Perform state-of-the-art experiments to further optimize the system
performance and to validate the design metrics.
The number of AM components that are cost-competitive will
increase as best-practice process and materials controls are
implemented, systems are integrated, and larger components are
manufactured.
Continue to seek agile, affordable, and assured fully-integrated,
model-based design/production.
As material variability is controlled to approach nuclear-grade quality,
more economical manufacturing of complex metallic composites and
streamlined subsystem integration will occur. 23
Path Forward
How Can We Contribute Towards Making SMRs Cost-Competitive?

Long Term (continued):


This will allow AM of larger nuclear components or nuclear-grade
subsystems (e.g., vessel heads, nuclear-qualified material
components, and complex structures).
The goal is to attain ever-higher complexity, starting from relatively
simple subsystems, expanding onto highly-complex systems, and
culminating in system of systems.
For example:
start with AM of fuel rods,
followed by AM of entire fuel assemblies, and
culminating in more complex systems (e.g., entire nuclear cores, vessel
heads, etc.).

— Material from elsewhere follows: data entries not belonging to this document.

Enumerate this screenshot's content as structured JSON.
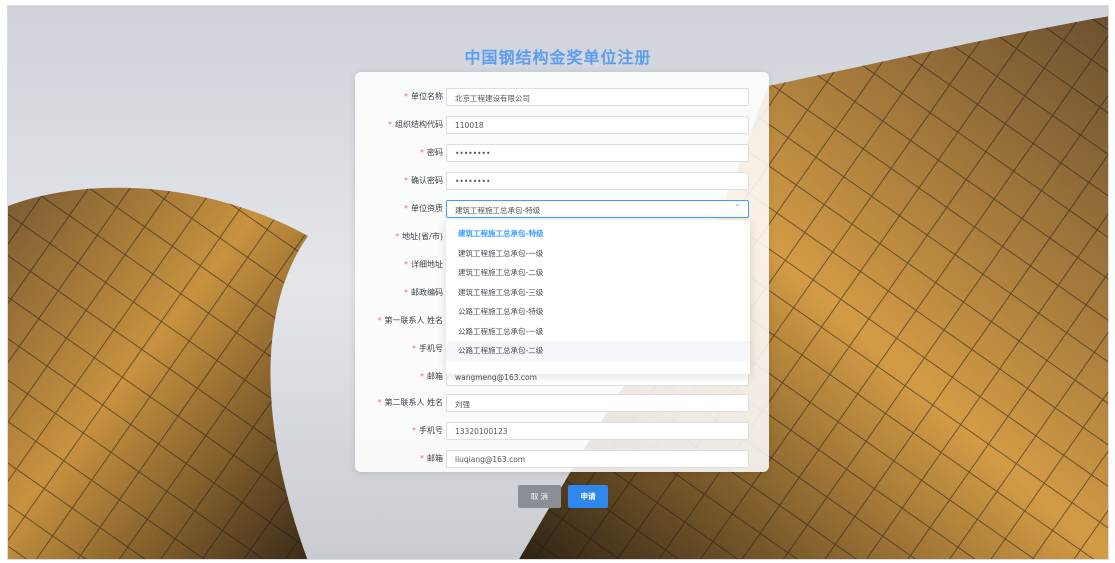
{
  "page": {
    "title": "中国钢结构金奖单位注册"
  },
  "form": {
    "fields": [
      {
        "label": "单位名称",
        "value": "北京工程建设有限公司"
      },
      {
        "label": "组织结构代码",
        "value": "110018"
      },
      {
        "label": "密码",
        "value": "••••••••"
      },
      {
        "label": "确认密码",
        "value": "••••••••"
      },
      {
        "label": "单位资质",
        "value": "建筑工程施工总承包-特级"
      },
      {
        "label": "地址(省/市)",
        "value": ""
      },
      {
        "label": "详细地址",
        "value": ""
      },
      {
        "label": "邮政编码",
        "value": ""
      },
      {
        "label": "第一联系人 姓名",
        "value": ""
      },
      {
        "label": "手机号",
        "value": ""
      },
      {
        "label": "邮箱",
        "value": "wangmeng@163.com"
      },
      {
        "label": "第二联系人 姓名",
        "value": "刘强"
      },
      {
        "label": "手机号",
        "value": "13320100123"
      },
      {
        "label": "邮箱",
        "value": "liuqiang@163.com"
      }
    ]
  },
  "dropdown": {
    "options": [
      "建筑工程施工总承包-特级",
      "建筑工程施工总承包-一级",
      "建筑工程施工总承包-二级",
      "建筑工程施工总承包-三级",
      "公路工程施工总承包-特级",
      "公路工程施工总承包-一级",
      "公路工程施工总承包-二级"
    ]
  },
  "buttons": {
    "cancel": "取 消",
    "submit": "申请"
  },
  "colors": {
    "accent": "#409eff",
    "title": "#5b9ef0",
    "required": "#f56c6c"
  }
}
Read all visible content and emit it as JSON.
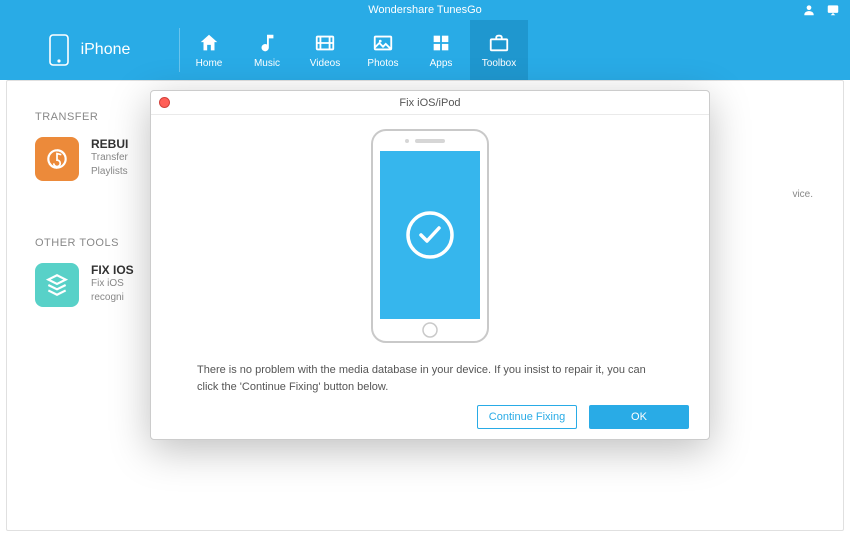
{
  "app": {
    "title": "Wondershare TunesGo"
  },
  "device": {
    "name": "iPhone"
  },
  "nav": {
    "items": [
      {
        "label": "Home"
      },
      {
        "label": "Music"
      },
      {
        "label": "Videos"
      },
      {
        "label": "Photos"
      },
      {
        "label": "Apps"
      },
      {
        "label": "Toolbox"
      }
    ]
  },
  "sections": {
    "transfer": {
      "heading": "TRANSFER",
      "card": {
        "title": "REBUI",
        "desc1": "Transfer",
        "desc2": "Playlists"
      }
    },
    "other": {
      "heading": "OTHER TOOLS",
      "card": {
        "title": "FIX IOS",
        "desc1": "Fix iOS",
        "desc2": "recogni"
      }
    },
    "side_note": "vice."
  },
  "modal": {
    "title": "Fix iOS/iPod",
    "message": "There is no problem with the media database in your device. If you insist to repair it, you can click the 'Continue Fixing' button below.",
    "continue_label": "Continue Fixing",
    "ok_label": "OK"
  }
}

24
Summary/Conclusion
SMRs are ideal for enabling environmentally-benign, cost-efficient,
load-balanced, diversified, power-production in smart grids.
High performance computational dynamics is not just eye candy, but
a powerful predictor of system/design behavior and a resource for
advanced systems with excellent profitable margins.
Smart grid tools are already providing many solutions, as part of DOEs
desire to modernize the grid and provide reliable, economical energy.
AM already provides cost-competitive SMR components; this trend is
expected to increase dramatically as best-practices are implemented.
State-of-the-art PIV and various modern experimental tools validate
system designs and provide data for additional design improvements.
The confluence of smart grid tools, HPC, AM, and state-of-the-art
experiments are key for profitable SMR/smart grid development.
Government/labs/universities: need to seek and partner in emergent
technologies that have a strong potential for return on investment.
Industrial collaboration, scientific advances, and profit will fuel the
technical advances and infrastructure of the future. 25